Plato’s allegory of the cave shows that society is in a state of ignorance. Though they might be bounded in one position, they accept that it is their natural ‘place in society’. However when one is exposed to the ‘dazzling light’ they begin to see truth through a long, tortuous intellectual journey, discovering a higher realm, true reality and having awareness of goodness. A person who has gained such insight, according to Plato is best equipped to govern in society, having knowledge what is ultimately good, however, will frequently be misunderstood by ‘the other prisoners’ who haven’t obtained intellectual insights. Plato remains convinced that the best rulers, the philosopher-kings, are suited not only because of their education, experience, and wisdom, but also because they would prefer not to rule. More emphatically, nonetheless Plato finds that because of their enlightened minds, the philosopher-king has a duty to rule that transcends their personal preference for anonymity.
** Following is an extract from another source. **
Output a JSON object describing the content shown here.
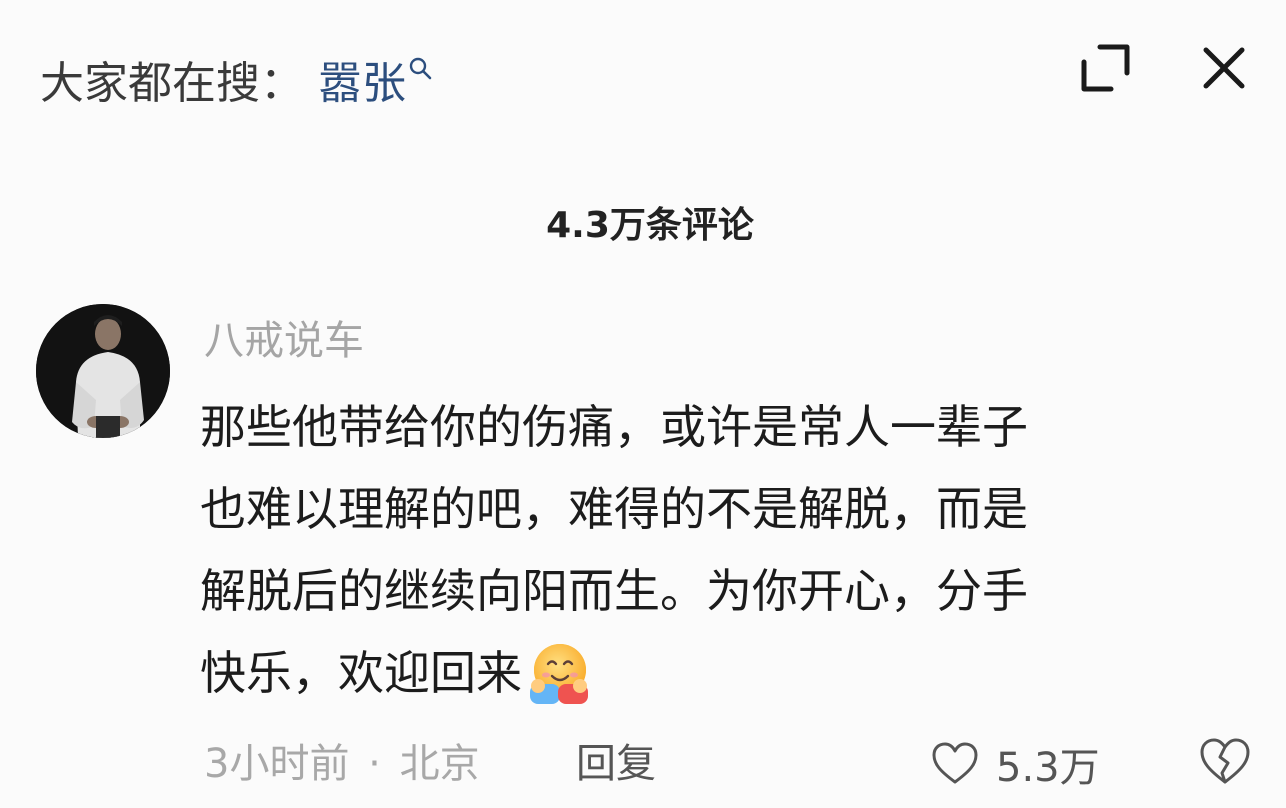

Plato’s ideal society contains the correct functions of politics and motive. He argues that the philosophers, or individuals who have acquired knowledge of virtue and truth, should lead society. Another example is that in his allegory there are malicious individuals who stand in front of a fire as to be able to create shadows which the prisoners perceive as incorrectly reality. They are both aware of a slightly higher level of truth and capable of manipulation of average people’s perception but still unaware of the nature of the forms and of the form of the good. Philosophers should be the ones to lead rather than those who simply have the ability to manipulate the masses. This is because the philosopher is knowledgeable about the forms of the virtues and the good and is more likely to apply them to society.
‘The allegory of the Cave’ is a theory, concerning human perception that can be altered by what is seen and hidden. Plato claimed that knowledge gained through the senses is no more than opinion and in order to have real knowledge, we must gain it through philosophical reasoning. In ‘the allegory of the Cave’, Plato distinguishes between people who mistake sensory knowledge for the truth and compare them to people who actually see. Plato’s allegory revolves around truth and the reflection of truth, as devastating criticism of our everyday lives as being in bondage to superficialities, to shadows rather than to substance.
Both the leaders and the public are ignorant and corrupt, without true knowledge of themselves or the world, motivated by self-gratification. They are chained in slavery to ignorance and passions, to mob hysteria for or against fleeting issues, believing in the illusions, the shadows. We live in a time of loss of meaning, of crumbling values of truth and morality, of corruption in political life and decline in personal integrity. This is our despair. But there is a hope with Plato’s allegory, the hope of ascending to truth and values, even though we might be shunned, we have a grasp of the light.